His protestations turned to angry tears. His parents had always loved him and protected him. Yet, here were his father and mother escorting him to the edge of town and turning away…not even a kiss of peace upon his brow.

Lost: his home, his family, his faith. He was as one dead…no fellowship but his own.


The recent suicides by LGBT young people who feel that death is preferable to the loss of friends, family, homes and their faith is the lens through which I read the propers this week. And, as I reflect upon the ways in which people bully, terrorize, shame and torture those who are different, I am left with the responsibility to connect the propers to a world in which children die because they have been treated as lepers.
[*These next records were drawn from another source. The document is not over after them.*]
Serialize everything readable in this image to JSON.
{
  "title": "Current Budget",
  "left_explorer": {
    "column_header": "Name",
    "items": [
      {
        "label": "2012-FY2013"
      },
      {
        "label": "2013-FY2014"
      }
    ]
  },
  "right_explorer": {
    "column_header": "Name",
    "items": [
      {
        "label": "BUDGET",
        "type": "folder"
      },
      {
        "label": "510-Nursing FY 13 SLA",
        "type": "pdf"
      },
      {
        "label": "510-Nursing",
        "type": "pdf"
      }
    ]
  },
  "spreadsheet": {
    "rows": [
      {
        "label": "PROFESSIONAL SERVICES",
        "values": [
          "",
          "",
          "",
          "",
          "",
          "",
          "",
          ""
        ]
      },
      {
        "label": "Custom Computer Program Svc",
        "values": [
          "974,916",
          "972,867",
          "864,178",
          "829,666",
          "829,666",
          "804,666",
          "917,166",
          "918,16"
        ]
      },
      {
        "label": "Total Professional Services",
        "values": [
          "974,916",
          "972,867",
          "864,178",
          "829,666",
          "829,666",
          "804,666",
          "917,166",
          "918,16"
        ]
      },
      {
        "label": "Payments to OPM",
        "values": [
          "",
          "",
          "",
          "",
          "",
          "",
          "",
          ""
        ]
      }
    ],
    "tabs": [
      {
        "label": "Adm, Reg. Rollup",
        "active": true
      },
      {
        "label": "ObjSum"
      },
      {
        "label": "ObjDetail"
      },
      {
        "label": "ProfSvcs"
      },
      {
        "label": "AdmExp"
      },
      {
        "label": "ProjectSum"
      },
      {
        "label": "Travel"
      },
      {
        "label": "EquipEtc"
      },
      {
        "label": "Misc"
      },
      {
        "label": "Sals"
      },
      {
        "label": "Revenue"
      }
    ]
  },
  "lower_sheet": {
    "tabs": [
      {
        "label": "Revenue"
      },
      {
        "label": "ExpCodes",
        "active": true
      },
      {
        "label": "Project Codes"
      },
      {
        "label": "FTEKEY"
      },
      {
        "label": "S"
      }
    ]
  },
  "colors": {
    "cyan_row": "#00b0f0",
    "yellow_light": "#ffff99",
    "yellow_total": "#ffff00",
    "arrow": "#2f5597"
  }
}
What does it mean to be treated as a leper? As a pariah in our own home's and community's? In biblical times, leprosy was not the disease we refer to as Hansen's disease. It was a blanket term for a wide range of skin conditions (such as psoriasis, eczema, or particularly bad teen acne). And, not only was no differentiation made between these skin problems, the skin condition was seen as a punishment by God for sins that the "leper" had committed. Blaming the victim, anyone?

That said, the "boy" I describe above (in a fictional take on the events leading up to the isolation of one of the ten lepers) would have forever carried a social stigma that would have led to continuing isolation and suffering. And, this suffering and isolation would have been understood by EVERYONE as his own fault.

This same blaming/shaming happens in the aftermath of violence inflicted upon LGBT individuals. The litany begins: if she'd prayed harder; he obviously did something wrong; he should have known what would have happened if he walked down the street dressed that way; if only he hadn't been so "flaming"; if only he'd stayed in the closet; if only she'd stayed celibate; you can't come out to grandma it would kill her; just don't flaunt it; that's so gay; your so gay.

Has the church ever taken a stand against this kind of bullying? Have we as a church ever publicly said that this kind of treatment of others is WRONG? Have we repented of those times in our own lives, our own history in which we have excluded, isolated, shamed and punished?

There is an architectural oddity in many medieval churches--the lepers squint. A window cut so that the lepers, who were not allowed to enter the church, could observe the worship. I can only begin to imagine the pain of watching others gather in a community of love and praise while being left to huddle outside, alone. The good news is that churches don't have squints anymore as a standard feature of their architecture. We can look back on them as a quaint, if cruel, oddity--seemingly irrelevant to the life of the church today. Our former cruelties and bigotries rendered harmless.

We have made progress both as a church and as individuals. We have learned and grown and been transformed (remember when women could not serve as priests...much less partnered lesbian mama priests?). This not only gives me hope, but it causes me to wonder, what steps we will need to take to assist in the incoming of the kingdom of God and ensure the dignity of EVERY human being?

What can we do to make it better? Because that is indeed God's will get better (nods to Dan Savage and the youtube it will get better campaign!). The kingdom of God is at hand and it is a place where bullies and bullying do not exist. It is a place where love triumphs and hatreds cease. It is a place where no one is marginalized and all are treated with equal measure of grace and compassion. It will get better.